Work task>
The full set of entries below is to be returned unchanged.

Start of Provided entries

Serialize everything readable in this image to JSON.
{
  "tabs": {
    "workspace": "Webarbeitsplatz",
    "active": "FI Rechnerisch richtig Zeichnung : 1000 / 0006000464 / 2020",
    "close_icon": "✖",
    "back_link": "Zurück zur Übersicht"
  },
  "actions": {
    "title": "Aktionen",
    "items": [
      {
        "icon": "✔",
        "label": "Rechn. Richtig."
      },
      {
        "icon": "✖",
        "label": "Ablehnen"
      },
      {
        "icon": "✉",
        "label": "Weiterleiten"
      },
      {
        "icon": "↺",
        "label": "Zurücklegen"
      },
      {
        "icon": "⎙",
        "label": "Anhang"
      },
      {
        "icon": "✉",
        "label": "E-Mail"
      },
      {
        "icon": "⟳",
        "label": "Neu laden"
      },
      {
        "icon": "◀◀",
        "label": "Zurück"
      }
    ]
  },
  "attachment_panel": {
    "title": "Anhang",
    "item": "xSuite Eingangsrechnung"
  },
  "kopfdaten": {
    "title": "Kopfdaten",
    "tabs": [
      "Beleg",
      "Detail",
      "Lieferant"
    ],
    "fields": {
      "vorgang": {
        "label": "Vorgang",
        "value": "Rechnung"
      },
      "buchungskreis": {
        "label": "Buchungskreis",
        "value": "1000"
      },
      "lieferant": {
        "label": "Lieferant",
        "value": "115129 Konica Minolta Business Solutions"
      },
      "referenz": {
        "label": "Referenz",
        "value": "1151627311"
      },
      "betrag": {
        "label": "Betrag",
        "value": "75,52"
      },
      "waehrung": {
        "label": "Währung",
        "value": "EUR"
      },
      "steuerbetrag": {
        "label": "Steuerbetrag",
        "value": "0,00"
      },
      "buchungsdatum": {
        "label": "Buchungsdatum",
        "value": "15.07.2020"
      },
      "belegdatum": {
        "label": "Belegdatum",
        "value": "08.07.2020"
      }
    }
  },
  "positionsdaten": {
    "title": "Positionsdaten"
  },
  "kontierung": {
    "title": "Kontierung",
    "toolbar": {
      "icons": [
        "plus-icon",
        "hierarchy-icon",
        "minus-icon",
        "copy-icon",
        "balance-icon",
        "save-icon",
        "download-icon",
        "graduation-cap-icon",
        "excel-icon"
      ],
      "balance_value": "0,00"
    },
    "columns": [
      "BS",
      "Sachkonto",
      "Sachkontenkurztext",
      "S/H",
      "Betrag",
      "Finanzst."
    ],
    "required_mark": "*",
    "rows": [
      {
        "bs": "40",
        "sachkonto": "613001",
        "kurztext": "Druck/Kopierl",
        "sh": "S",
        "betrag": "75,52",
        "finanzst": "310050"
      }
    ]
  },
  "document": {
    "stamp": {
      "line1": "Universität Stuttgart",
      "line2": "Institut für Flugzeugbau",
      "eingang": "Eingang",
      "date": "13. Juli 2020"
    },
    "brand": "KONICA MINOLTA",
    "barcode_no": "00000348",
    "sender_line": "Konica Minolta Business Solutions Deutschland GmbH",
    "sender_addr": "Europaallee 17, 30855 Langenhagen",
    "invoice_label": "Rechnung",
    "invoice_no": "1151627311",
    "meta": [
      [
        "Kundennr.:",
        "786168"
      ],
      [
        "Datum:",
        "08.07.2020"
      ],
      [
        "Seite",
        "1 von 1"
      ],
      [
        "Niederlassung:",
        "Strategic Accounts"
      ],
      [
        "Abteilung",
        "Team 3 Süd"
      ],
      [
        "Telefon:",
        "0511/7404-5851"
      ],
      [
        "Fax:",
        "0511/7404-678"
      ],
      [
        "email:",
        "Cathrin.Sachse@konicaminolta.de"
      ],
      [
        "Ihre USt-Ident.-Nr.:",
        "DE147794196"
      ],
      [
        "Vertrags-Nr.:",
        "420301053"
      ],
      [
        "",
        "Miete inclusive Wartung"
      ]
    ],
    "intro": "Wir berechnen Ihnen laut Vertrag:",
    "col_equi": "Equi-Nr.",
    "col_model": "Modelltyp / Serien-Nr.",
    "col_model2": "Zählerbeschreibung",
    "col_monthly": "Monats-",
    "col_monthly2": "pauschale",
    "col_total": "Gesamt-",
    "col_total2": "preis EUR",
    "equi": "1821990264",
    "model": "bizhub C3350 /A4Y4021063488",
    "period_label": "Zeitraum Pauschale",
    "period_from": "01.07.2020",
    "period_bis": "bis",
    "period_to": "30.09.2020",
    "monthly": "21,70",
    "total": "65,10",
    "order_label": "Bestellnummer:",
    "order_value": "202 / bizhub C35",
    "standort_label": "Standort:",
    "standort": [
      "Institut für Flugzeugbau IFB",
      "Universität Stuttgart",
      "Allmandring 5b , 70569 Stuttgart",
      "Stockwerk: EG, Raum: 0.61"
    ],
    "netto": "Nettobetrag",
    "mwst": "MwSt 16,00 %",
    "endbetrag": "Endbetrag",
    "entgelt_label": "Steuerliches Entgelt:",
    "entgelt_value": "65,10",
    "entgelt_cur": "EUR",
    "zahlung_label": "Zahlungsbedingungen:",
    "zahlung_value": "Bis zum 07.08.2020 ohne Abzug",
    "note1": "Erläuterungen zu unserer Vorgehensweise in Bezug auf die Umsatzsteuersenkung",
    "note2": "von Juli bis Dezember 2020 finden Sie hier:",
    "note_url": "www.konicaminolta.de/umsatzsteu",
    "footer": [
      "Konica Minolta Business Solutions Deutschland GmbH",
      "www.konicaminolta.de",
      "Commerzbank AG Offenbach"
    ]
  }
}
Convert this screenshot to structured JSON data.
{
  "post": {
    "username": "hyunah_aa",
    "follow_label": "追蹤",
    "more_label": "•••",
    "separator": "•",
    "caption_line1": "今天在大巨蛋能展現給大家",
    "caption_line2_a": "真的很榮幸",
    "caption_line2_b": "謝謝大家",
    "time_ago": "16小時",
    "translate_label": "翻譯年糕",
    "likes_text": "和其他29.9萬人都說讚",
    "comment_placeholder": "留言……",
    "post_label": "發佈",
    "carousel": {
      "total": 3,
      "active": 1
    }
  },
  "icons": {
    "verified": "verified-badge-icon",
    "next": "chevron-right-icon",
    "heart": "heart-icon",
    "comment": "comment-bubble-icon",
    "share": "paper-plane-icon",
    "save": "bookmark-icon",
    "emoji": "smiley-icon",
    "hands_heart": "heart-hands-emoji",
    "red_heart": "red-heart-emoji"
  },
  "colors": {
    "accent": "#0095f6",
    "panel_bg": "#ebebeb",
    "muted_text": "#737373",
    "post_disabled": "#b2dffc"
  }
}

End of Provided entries

Response area>
Serialize everything readable in this image to JSON.
{
  "tabs": {
    "workspace": "Webarbeitsplatz",
    "active": "FI Rechnerisch richtig Zeichnung : 1000 / 0006000464 / 2020",
    "close_icon": "✖",
    "back_link": "Zurück zur Übersicht"
  },
  "actions": {
    "title": "Aktionen",
    "items": [
      {
        "icon": "✔",
        "label": "Rechn. Richtig."
      },
      {
        "icon": "✖",
        "label": "Ablehnen"
      },
      {
        "icon": "✉",
        "label": "Weiterleiten"
      },
      {
        "icon": "↺",
        "label": "Zurücklegen"
      },
      {
        "icon": "⎙",
        "label": "Anhang"
      },
      {
        "icon": "✉",
        "label": "E-Mail"
      },
      {
        "icon": "⟳",
        "label": "Neu laden"
      },
      {
        "icon": "◀◀",
        "label": "Zurück"
      }
    ]
  },
  "attachment_panel": {
    "title": "Anhang",
    "item": "xSuite Eingangsrechnung"
  },
  "kopfdaten": {
    "title": "Kopfdaten",
    "tabs": [
      "Beleg",
      "Detail",
      "Lieferant"
    ],
    "fields": {
      "vorgang": {
        "label": "Vorgang",
        "value": "Rechnung"
      },
      "buchungskreis": {
        "label": "Buchungskreis",
        "value": "1000"
      },
      "lieferant": {
        "label": "Lieferant",
        "value": "115129 Konica Minolta Business Solutions"
      },
      "referenz": {
        "label": "Referenz",
        "value": "1151627311"
      },
      "betrag": {
        "label": "Betrag",
        "value": "75,52"
      },
      "waehrung": {
        "label": "Währung",
        "value": "EUR"
      },
      "steuerbetrag": {
        "label": "Steuerbetrag",
        "value": "0,00"
      },
      "buchungsdatum": {
        "label": "Buchungsdatum",
        "value": "15.07.2020"
      },
      "belegdatum": {
        "label": "Belegdatum",
        "value": "08.07.2020"
      }
    }
  },
  "positionsdaten": {
    "title": "Positionsdaten"
  },
  "kontierung": {
    "title": "Kontierung",
    "toolbar": {
      "icons": [
        "plus-icon",
        "hierarchy-icon",
        "minus-icon",
        "copy-icon",
        "balance-icon",
        "save-icon",
        "download-icon",
        "graduation-cap-icon",
        "excel-icon"
      ],
      "balance_value": "0,00"
    },
    "columns": [
      "BS",
      "Sachkonto",
      "Sachkontenkurztext",
      "S/H",
      "Betrag",
      "Finanzst."
    ],
    "required_mark": "*",
    "rows": [
      {
        "bs": "40",
        "sachkonto": "613001",
        "kurztext": "Druck/Kopierl",
        "sh": "S",
        "betrag": "75,52",
        "finanzst": "310050"
      }
    ]
  },
  "document": {
    "stamp": {
      "line1": "Universität Stuttgart",
      "line2": "Institut für Flugzeugbau",
      "eingang": "Eingang",
      "date": "13. Juli 2020"
    },
    "brand": "KONICA MINOLTA",
    "barcode_no": "00000348",
    "sender_line": "Konica Minolta Business Solutions Deutschland GmbH",
    "sender_addr": "Europaallee 17, 30855 Langenhagen",
    "invoice_label": "Rechnung",
    "invoice_no": "1151627311",
    "meta": [
      [
        "Kundennr.:",
        "786168"
      ],
      [
        "Datum:",
        "08.07.2020"
      ],
      [
        "Seite",
        "1 von 1"
      ],
      [
        "Niederlassung:",
        "Strategic Accounts"
      ],
      [
        "Abteilung",
        "Team 3 Süd"
      ],
      [
        "Telefon:",
        "0511/7404-5851"
      ],
      [
        "Fax:",
        "0511/7404-678"
      ],
      [
        "email:",
        "Cathrin.Sachse@konicaminolta.de"
      ],
      [
        "Ihre USt-Ident.-Nr.:",
        "DE147794196"
      ],
      [
        "Vertrags-Nr.:",
        "420301053"
      ],
      [
        "",
        "Miete inclusive Wartung"
      ]
    ],
    "intro": "Wir berechnen Ihnen laut Vertrag:",
    "col_equi": "Equi-Nr.",
    "col_model": "Modelltyp / Serien-Nr.",
    "col_model2": "Zählerbeschreibung",
    "col_monthly": "Monats-",
    "col_monthly2": "pauschale",
    "col_total": "Gesamt-",
    "col_total2": "preis EUR",
    "equi": "1821990264",
    "model": "bizhub C3350 /A4Y4021063488",
    "period_label": "Zeitraum Pauschale",
    "period_from": "01.07.2020",
    "period_bis": "bis",
    "period_to": "30.09.2020",
    "monthly": "21,70",
    "total": "65,10",
    "order_label": "Bestellnummer:",
    "order_value": "202 / bizhub C35",
    "standort_label": "Standort:",
    "standort": [
      "Institut für Flugzeugbau IFB",
      "Universität Stuttgart",
      "Allmandring 5b , 70569 Stuttgart",
      "Stockwerk: EG, Raum: 0.61"
    ],
    "netto": "Nettobetrag",
    "mwst": "MwSt 16,00 %",
    "endbetrag": "Endbetrag",
    "entgelt_label": "Steuerliches Entgelt:",
    "entgelt_value": "65,10",
    "entgelt_cur": "EUR",
    "zahlung_label": "Zahlungsbedingungen:",
    "zahlung_value": "Bis zum 07.08.2020 ohne Abzug",
    "note1": "Erläuterungen zu unserer Vorgehensweise in Bezug auf die Umsatzsteuersenkung",
    "note2": "von Juli bis Dezember 2020 finden Sie hier:",
    "note_url": "www.konicaminolta.de/umsatzsteu",
    "footer": [
      "Konica Minolta Business Solutions Deutschland GmbH",
      "www.konicaminolta.de",
      "Commerzbank AG Offenbach"
    ]
  }
}
Convert this screenshot to structured JSON data.
{
  "post": {
    "username": "hyunah_aa",
    "follow_label": "追蹤",
    "more_label": "•••",
    "separator": "•",
    "caption_line1": "今天在大巨蛋能展現給大家",
    "caption_line2_a": "真的很榮幸",
    "caption_line2_b": "謝謝大家",
    "time_ago": "16小時",
    "translate_label": "翻譯年糕",
    "likes_text": "和其他29.9萬人都說讚",
    "comment_placeholder": "留言……",
    "post_label": "發佈",
    "carousel": {
      "total": 3,
      "active": 1
    }
  },
  "icons": {
    "verified": "verified-badge-icon",
    "next": "chevron-right-icon",
    "heart": "heart-icon",
    "comment": "comment-bubble-icon",
    "share": "paper-plane-icon",
    "save": "bookmark-icon",
    "emoji": "smiley-icon",
    "hands_heart": "heart-hands-emoji",
    "red_heart": "red-heart-emoji"
  },
  "colors": {
    "accent": "#0095f6",
    "panel_bg": "#ebebeb",
    "muted_text": "#737373",
    "post_disabled": "#b2dffc"
  }
}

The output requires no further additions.